Teaching in the 21st century

Issue 4
in
January 1998

1997 saw the publication of two important documents with many implications for teaching in the next century. PASS Maths has added its voice to the subsequent debates.

The Report of the Dearing Commission

Following our article "IT and Dearing" in Issue No. 3, the CTI (Computers in Teaching Initiative) through their publication Active Learning invited open letters, via email, in response to the Report, which had been published in July 1997. Ours is reproduced below.

Replies to Sir Ron
Active Learning

Dear Sir Ron,

When reading your recommendations we were heartened by the fact that the committee had recognised the importance of projects which aim to encourage progression to higher education. Our project, PASS Maths, publishes an online magazine with this as one of its central objectives. Of primary importance to projects such as ours is the efficiency of the network infrastructure which links schools and further education colleges to higher education institutions.

Members of HE institutions have enjoyed the benefits of a well connected community, provided by JISC. However, connections with UK organisations outside of this community are limited by one modest gateway. This makes it hard for schools and colleges to share resources with HE as they must compete with the network traffic generated by commercial companies.

The report calls for "appropriate network connectivity" to be secured for all sites of further and higher education delivery. It is our opinion that good links with sites of secondary education are vital and should form part any future policy.

Yours sincerely
Steve Lay and Robert Harding
PASS Maths Project
http://pass.maths.org.uk/
6th November 1997

Connecting the Learning Society

The Government published the above consultation paper in October 1997. Its promised National Grid for Learning was launched by David Blunkett, Secretary of State for Education and Employment at the BETT (British Education and Training Technology) exhibition on 14th January 1998. Our response to the consultation paper is reproduced below.

Eve Trueman
Superhighways and Multimedia Unit
Level 3C
Department for Education and Employment
Caxton House
Tothill Street
London SW1H 9NA

Dear Eve Trueman

This response is from the PASS Maths project. PASS Maths stands for Public Awareness and Schools Support for MATHematicS. The project aims to increase public awareness of the importance of mathematics in everyday life. It does this through an electronic magazine, published on the world wide web, designed to appeal mainly to 16 to 19 year old school pupils and others studying for GCSE and A-levels or equivalent qualifications. The magazine provides support to teachers both in teaching and promoting the subject with a view to exciting greater interest and encouraging pupils to further study at any level.

We welcome the Connecting the Learning Society consultation paper, in particular the recognition of the contribution that the Internet can make to integrating the activities of schools, colleges, universities and other community institutions.

We would like to raise two points in answer to the questions for consultation:

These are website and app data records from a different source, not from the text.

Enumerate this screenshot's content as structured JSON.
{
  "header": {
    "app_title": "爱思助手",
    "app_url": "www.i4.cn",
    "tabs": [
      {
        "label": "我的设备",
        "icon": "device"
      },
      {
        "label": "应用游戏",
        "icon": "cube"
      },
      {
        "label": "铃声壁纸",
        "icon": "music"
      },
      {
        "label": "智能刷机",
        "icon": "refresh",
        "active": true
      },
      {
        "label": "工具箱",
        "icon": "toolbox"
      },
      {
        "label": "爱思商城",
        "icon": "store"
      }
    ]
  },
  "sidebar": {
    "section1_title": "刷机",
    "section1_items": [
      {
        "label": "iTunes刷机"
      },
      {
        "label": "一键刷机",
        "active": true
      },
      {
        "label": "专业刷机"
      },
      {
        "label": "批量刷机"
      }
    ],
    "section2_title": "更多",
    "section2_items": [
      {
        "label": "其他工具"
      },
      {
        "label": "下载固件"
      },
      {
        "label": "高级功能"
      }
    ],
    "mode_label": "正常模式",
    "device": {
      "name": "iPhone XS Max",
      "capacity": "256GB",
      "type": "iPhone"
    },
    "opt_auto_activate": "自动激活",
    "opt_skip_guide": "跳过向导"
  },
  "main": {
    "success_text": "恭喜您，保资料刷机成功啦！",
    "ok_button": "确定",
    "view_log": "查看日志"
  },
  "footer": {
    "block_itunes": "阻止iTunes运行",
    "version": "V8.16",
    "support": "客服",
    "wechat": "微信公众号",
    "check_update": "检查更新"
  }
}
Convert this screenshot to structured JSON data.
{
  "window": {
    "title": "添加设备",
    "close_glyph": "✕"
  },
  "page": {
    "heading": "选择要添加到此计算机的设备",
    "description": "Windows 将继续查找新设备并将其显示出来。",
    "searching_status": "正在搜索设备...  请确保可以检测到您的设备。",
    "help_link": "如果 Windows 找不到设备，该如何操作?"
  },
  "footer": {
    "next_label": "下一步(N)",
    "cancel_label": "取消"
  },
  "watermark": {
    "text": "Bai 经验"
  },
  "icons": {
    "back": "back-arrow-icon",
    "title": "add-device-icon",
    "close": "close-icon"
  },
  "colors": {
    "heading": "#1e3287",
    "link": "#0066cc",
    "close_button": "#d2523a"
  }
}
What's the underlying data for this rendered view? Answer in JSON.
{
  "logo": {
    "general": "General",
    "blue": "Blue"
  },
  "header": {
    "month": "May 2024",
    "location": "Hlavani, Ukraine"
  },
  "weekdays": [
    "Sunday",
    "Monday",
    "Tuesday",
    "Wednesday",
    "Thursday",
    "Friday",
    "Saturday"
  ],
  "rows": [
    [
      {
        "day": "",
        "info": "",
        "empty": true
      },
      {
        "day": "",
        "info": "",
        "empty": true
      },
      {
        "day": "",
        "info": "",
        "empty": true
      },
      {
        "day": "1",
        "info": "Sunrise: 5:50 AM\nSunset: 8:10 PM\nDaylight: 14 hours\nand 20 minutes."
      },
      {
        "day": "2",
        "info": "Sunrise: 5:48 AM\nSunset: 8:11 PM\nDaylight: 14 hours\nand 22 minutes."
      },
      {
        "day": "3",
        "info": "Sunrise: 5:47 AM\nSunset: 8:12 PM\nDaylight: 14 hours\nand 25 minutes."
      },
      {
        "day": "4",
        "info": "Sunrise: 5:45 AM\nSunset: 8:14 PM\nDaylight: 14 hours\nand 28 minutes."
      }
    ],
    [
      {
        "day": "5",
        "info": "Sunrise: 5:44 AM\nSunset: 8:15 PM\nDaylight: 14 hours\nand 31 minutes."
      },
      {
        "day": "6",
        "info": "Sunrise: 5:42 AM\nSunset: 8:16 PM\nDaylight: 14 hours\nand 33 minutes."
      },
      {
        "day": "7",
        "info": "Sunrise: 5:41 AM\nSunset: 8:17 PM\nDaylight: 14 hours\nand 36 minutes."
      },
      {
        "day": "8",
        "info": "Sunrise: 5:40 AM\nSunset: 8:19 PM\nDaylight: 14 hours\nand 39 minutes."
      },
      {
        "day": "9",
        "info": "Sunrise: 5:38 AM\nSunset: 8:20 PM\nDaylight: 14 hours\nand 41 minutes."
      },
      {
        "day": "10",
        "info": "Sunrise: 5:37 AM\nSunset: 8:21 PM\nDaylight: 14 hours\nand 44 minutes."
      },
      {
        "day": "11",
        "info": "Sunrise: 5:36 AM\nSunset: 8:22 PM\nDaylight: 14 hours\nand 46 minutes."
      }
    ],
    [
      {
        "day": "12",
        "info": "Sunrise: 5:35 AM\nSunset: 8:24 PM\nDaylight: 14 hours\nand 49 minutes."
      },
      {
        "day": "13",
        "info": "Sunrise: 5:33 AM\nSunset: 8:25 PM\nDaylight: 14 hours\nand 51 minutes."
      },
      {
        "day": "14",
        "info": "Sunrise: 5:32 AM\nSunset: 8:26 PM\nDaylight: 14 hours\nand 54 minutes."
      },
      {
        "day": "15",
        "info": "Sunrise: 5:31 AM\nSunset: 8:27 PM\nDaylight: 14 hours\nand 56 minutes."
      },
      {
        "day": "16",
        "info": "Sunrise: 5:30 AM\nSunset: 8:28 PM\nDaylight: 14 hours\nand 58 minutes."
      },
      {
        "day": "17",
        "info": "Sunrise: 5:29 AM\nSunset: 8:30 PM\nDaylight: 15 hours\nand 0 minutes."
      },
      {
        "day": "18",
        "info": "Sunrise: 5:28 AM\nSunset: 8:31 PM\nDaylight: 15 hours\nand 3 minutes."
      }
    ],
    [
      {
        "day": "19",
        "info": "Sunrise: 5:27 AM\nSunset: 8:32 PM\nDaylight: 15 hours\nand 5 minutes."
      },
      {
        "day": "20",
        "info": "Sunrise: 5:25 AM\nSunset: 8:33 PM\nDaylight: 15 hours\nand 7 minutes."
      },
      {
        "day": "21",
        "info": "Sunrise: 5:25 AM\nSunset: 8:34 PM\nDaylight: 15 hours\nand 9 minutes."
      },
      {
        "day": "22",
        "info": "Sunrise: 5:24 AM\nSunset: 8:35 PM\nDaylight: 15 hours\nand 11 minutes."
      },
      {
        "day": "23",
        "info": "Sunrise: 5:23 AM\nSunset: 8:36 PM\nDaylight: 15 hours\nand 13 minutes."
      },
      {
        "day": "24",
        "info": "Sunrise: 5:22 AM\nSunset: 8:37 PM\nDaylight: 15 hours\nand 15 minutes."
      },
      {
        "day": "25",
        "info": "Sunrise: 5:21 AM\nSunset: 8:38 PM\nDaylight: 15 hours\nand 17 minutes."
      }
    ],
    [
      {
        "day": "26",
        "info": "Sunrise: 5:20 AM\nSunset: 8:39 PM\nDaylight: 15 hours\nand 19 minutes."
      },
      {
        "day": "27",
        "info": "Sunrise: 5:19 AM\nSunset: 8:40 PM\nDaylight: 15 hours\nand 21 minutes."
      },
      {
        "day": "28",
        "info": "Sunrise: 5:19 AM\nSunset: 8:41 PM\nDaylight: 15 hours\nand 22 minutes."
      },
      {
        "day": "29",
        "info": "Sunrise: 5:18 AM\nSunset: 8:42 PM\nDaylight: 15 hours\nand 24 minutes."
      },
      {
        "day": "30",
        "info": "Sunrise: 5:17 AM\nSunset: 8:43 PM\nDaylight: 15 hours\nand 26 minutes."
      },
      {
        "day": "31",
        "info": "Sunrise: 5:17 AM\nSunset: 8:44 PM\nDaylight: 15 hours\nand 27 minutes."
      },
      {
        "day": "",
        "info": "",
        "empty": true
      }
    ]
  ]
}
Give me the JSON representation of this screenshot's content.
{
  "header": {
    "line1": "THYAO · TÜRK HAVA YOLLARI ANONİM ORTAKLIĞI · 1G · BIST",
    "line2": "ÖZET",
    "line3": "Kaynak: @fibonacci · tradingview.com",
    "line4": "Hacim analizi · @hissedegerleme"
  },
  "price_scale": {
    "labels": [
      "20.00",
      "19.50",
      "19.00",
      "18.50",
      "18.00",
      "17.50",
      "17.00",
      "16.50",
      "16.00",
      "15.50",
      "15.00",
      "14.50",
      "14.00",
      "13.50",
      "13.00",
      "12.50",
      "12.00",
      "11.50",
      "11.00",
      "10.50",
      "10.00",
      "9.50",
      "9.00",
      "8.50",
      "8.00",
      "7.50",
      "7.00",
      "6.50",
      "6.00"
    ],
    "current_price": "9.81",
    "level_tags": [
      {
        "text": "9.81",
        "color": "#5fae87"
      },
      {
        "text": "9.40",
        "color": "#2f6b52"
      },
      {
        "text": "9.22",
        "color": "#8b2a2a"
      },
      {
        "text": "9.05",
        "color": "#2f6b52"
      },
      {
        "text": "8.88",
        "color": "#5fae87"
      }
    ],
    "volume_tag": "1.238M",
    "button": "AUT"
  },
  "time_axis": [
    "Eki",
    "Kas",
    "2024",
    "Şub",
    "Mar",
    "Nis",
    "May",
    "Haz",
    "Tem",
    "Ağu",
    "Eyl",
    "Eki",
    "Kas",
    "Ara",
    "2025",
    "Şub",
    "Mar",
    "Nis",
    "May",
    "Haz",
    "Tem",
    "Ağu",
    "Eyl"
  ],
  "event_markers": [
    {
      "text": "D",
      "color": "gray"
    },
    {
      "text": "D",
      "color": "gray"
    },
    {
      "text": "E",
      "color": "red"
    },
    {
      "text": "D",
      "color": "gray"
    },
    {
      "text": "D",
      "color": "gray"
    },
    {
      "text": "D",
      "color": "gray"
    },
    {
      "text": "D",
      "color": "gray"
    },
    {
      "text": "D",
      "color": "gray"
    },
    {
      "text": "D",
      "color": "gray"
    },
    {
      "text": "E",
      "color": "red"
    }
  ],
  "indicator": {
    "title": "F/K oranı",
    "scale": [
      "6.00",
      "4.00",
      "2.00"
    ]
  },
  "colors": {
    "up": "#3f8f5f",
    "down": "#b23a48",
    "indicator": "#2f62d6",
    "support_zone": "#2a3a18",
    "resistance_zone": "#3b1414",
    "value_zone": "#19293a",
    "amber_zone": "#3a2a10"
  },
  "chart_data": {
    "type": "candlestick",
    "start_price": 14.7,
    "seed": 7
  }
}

  • We do share the Government's view that it is important to develop the content of the proposed National Grid. We would like to draw attention to recommendation 3 of the recent Dearing report, Higher Education in the Learning Society, which recommends the funding of projects which promote progression to higher education. The proposed Grid would provide an excellent environment in which such projects could operate. We suggest that seed funding should be provided for this type of initiative in the pilot phase.
  • Our experience in delivering an online magazine to schools has demonstrated to us the inadequacy of the existing communications infrastructure linking UK schools to JANET, the existing academic network managed by UKERNA. We are particularly concerned that the proposed action on connection and on-line costs may not provide the connectivity that national projects such as PASS Maths require to develop further.

We suggest that (i) the Internet link between JANET and organisations connected through the UK's commercial service providers be expanded to allow the academic community to participate fully in the Grid or (ii) consideration be given to expanding JANET's terms of reference to include connections to schools, sixth form colleges and any future Grid consortia.

Yours sincerely
Robert Harding and Steve Lay
4th December 1997

BETT'98
CTI (Computers in Teaching Initiative)
Connecting the Learning Society
Dearing Report (The National Committee of Inquiry into Higher Education)
National Grid for Learning